WHAT YOU NEED TO DO: Copy each line below that includes "JSON".

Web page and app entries
# # # #
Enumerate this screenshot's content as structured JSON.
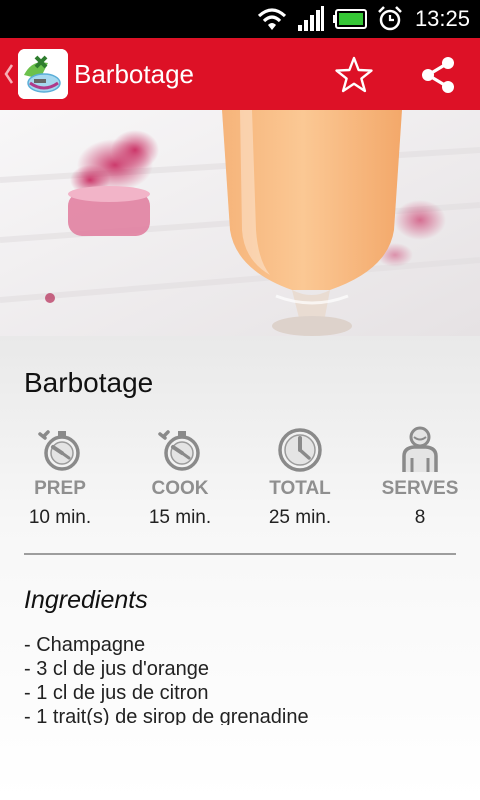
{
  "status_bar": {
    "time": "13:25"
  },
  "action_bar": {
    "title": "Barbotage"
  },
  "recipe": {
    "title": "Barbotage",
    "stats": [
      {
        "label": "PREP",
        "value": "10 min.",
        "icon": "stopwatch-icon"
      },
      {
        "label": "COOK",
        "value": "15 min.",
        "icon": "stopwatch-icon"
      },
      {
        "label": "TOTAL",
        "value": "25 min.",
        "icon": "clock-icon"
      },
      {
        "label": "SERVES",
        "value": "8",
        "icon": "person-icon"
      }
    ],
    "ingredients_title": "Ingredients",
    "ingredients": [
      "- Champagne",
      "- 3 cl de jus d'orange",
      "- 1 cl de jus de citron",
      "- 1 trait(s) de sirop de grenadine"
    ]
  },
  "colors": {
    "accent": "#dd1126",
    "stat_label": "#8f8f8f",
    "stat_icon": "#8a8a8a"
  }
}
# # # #
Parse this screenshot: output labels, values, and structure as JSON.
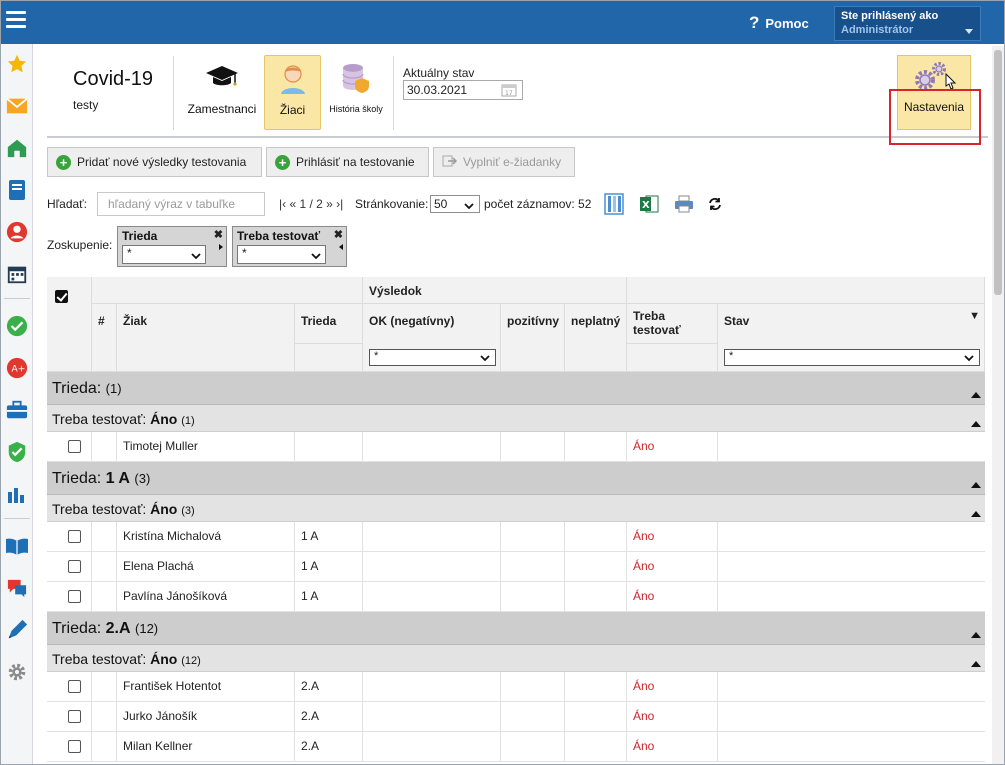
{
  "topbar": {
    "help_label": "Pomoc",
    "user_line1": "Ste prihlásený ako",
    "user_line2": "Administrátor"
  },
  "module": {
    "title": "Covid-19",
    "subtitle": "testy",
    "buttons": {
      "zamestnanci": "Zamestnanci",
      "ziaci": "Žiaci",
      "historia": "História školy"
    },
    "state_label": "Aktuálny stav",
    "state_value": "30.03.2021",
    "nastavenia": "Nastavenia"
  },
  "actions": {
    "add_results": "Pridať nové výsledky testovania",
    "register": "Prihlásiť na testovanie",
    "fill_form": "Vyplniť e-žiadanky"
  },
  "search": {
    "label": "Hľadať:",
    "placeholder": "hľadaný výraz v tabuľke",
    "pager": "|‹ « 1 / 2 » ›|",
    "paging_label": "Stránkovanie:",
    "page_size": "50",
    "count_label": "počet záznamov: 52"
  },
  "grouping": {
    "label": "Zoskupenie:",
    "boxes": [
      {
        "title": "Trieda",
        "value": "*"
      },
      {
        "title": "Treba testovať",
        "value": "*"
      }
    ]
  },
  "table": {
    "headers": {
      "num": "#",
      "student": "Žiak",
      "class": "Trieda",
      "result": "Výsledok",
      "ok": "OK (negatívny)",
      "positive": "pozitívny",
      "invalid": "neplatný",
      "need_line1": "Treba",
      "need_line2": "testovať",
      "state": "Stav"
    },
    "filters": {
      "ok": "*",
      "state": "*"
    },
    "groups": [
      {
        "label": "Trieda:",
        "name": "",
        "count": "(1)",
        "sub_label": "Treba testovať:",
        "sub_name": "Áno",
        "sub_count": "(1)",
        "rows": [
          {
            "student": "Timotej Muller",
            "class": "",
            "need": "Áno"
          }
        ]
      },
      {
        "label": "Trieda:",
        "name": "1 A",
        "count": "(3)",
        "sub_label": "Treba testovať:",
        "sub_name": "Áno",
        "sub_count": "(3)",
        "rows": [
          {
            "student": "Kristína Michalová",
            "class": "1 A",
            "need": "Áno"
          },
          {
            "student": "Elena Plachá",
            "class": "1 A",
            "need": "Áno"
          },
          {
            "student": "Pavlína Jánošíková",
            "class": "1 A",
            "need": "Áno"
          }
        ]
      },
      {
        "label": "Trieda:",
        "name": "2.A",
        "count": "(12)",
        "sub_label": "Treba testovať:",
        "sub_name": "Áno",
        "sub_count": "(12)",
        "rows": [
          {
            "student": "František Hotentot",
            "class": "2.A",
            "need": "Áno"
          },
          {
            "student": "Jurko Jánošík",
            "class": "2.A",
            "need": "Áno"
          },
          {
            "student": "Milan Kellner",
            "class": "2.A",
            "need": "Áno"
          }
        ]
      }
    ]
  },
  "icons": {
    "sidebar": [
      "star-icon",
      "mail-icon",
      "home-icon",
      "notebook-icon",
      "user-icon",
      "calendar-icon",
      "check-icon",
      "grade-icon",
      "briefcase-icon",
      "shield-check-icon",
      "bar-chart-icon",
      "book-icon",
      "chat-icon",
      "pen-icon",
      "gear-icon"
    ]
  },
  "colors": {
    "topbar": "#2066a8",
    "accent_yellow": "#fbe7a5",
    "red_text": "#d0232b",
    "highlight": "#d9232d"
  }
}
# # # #
OUTPUT FOR THIS TASK:
Enumerate this screenshot's content as structured JSON.
Parse this screenshot: output labels, values, and structure as JSON.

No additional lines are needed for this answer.